◆ Work item ◆
Output only how many lines below contain "Request".

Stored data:

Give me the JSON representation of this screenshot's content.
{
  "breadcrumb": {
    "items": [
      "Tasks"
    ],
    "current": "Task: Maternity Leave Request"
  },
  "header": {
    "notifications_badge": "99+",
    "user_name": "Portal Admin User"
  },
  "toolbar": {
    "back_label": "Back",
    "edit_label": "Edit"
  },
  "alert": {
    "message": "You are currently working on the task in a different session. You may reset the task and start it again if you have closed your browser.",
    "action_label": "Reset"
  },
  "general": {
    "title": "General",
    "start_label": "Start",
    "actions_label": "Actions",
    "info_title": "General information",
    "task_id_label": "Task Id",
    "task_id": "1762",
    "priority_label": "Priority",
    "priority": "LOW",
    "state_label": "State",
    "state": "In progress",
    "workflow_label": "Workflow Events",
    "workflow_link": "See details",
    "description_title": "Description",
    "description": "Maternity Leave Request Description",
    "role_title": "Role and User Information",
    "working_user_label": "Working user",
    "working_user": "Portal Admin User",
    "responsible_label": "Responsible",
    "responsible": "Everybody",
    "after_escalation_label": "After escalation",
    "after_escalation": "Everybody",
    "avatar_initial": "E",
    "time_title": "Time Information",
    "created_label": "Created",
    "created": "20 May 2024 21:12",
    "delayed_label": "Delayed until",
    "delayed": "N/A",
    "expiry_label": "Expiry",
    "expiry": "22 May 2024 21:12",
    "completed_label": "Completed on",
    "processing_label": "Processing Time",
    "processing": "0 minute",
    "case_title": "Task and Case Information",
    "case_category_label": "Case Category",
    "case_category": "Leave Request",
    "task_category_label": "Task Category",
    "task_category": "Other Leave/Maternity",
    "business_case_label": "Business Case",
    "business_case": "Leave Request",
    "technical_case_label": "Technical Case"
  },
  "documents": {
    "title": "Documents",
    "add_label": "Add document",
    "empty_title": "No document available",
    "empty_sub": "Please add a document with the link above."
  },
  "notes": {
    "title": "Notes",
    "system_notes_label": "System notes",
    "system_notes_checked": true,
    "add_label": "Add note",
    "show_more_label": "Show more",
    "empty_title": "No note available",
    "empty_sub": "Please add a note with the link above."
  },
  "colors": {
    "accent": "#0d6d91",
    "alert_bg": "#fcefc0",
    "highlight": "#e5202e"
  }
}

◆ Task result ◆
4